> [AIM OF THE TASK]:
Copy each line from the entries that the word "kind" appears in.

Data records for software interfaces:
━━━━━━━━━━

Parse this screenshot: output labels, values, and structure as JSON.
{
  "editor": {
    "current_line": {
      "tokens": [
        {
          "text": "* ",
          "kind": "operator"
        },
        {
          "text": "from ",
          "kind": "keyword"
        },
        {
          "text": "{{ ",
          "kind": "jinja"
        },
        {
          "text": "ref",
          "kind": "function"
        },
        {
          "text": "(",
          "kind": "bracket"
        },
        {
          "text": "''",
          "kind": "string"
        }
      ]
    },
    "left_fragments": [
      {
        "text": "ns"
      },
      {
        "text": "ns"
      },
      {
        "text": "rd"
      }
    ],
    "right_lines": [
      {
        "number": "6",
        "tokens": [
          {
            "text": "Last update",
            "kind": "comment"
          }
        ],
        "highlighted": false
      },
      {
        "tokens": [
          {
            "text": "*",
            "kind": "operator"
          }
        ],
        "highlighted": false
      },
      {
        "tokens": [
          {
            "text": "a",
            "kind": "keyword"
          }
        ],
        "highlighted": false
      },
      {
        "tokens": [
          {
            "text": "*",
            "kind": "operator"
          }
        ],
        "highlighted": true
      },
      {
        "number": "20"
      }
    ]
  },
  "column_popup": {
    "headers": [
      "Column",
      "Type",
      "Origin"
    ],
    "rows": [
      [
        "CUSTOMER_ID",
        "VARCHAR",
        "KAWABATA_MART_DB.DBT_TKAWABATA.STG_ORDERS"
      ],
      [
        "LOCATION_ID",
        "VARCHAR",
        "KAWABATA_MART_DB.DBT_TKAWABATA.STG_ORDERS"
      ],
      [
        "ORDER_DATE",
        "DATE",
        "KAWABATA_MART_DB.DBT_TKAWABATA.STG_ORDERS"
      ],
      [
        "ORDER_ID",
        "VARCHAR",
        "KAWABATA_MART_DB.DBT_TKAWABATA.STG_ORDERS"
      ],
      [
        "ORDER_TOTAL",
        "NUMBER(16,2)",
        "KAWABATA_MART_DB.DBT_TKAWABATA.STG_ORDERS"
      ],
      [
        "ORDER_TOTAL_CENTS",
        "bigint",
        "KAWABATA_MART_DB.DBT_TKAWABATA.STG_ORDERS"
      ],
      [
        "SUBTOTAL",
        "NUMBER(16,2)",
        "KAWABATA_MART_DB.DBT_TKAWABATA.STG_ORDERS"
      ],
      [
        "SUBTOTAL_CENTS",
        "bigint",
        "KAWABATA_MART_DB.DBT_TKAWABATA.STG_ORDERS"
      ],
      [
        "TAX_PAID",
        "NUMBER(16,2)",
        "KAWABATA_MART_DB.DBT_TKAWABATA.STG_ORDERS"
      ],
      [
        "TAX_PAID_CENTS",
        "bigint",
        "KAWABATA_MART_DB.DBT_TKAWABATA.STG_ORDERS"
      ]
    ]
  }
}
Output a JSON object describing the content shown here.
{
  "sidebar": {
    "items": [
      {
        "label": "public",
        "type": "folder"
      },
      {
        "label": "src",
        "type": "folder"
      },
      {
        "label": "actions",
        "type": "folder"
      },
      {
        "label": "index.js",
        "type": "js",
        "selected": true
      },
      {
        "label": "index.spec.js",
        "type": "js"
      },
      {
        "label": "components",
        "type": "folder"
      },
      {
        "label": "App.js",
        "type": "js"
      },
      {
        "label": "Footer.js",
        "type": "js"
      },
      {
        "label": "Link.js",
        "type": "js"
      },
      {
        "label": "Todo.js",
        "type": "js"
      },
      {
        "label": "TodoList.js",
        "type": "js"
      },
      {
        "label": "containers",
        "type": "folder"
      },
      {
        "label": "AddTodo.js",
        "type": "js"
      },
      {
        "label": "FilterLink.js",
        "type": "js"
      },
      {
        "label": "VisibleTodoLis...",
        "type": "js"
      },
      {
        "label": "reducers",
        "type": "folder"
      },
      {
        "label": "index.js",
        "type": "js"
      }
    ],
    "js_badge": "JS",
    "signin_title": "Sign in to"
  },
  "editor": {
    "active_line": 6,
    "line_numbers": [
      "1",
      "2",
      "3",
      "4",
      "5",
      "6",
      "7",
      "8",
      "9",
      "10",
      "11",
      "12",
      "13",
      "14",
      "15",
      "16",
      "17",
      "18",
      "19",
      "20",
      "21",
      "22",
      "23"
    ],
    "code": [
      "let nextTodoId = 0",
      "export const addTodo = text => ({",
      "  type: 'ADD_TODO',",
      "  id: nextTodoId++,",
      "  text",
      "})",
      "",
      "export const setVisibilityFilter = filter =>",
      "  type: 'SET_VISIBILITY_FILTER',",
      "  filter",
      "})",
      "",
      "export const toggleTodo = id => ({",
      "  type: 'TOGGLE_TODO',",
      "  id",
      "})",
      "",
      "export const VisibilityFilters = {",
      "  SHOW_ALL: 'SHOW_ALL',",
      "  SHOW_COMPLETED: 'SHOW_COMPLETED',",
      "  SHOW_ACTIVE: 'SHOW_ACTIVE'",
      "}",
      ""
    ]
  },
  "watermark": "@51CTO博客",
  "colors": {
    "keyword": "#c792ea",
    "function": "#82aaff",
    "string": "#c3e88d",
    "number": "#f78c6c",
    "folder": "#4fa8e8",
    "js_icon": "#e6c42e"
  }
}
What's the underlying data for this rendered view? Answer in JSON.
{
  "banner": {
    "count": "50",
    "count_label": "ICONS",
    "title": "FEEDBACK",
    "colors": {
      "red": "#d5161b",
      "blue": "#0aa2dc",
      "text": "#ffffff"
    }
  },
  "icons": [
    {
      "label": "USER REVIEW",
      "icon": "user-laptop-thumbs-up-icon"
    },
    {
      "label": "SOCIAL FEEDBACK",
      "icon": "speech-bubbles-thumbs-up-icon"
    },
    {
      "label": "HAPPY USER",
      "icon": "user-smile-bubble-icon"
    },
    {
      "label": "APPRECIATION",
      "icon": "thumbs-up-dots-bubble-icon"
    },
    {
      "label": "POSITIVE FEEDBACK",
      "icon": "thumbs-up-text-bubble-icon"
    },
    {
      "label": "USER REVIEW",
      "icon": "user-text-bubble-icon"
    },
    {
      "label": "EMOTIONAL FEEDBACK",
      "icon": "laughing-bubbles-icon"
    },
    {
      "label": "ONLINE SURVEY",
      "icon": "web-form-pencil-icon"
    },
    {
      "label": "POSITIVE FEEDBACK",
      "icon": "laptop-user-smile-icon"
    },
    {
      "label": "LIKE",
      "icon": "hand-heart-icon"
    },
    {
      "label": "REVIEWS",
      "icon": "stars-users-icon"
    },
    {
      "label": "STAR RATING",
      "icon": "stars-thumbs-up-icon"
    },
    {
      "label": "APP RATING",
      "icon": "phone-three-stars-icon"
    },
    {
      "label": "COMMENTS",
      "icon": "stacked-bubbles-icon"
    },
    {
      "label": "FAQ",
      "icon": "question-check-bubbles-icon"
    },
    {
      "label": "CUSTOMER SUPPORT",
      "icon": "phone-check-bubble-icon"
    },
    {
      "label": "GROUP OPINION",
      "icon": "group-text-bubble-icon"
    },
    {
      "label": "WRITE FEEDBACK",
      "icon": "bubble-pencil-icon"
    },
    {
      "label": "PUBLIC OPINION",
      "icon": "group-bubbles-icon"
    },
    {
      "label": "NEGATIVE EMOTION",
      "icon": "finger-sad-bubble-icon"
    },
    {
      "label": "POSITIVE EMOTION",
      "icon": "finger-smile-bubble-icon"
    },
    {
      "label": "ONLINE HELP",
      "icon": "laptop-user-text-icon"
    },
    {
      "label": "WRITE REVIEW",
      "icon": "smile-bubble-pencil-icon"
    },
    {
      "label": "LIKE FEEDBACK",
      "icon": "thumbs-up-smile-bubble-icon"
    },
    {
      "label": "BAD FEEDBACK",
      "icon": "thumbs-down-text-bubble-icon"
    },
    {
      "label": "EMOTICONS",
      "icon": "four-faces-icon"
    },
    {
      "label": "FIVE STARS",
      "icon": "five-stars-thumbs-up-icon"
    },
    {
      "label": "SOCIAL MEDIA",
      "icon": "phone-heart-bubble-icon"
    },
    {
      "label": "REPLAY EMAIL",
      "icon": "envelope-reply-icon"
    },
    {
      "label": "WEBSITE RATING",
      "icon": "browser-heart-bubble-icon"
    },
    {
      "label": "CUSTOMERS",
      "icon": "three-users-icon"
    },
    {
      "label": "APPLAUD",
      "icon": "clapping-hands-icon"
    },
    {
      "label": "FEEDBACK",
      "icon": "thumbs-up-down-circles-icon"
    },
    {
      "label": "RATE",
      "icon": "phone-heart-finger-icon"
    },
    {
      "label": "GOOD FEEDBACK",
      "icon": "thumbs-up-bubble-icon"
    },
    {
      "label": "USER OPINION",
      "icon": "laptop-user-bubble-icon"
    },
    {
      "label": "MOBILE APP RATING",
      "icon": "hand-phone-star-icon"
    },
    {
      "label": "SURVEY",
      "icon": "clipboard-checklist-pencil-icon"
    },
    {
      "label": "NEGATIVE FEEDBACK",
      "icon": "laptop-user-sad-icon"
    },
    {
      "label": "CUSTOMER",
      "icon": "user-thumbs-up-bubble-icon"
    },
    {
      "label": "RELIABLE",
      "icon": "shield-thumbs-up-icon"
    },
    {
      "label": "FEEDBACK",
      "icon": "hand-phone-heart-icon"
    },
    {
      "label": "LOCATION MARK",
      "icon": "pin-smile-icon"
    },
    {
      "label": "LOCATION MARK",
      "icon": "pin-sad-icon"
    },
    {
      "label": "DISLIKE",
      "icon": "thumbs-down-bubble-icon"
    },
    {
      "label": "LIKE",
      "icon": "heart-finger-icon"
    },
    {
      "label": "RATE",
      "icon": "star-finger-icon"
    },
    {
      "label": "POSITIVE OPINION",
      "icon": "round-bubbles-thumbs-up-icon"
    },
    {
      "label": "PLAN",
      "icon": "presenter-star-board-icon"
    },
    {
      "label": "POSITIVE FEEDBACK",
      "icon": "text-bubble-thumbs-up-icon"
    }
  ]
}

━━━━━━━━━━

> [EXPECTED ANSWER]:
          "kind": "operator"
          "kind": "keyword"
          "kind": "jinja"
          "kind": "function"
          "kind": "bracket"
          "kind": "string"
            "kind": "comment"
            "kind": "operator"
            "kind": "keyword"
            "kind": "operator"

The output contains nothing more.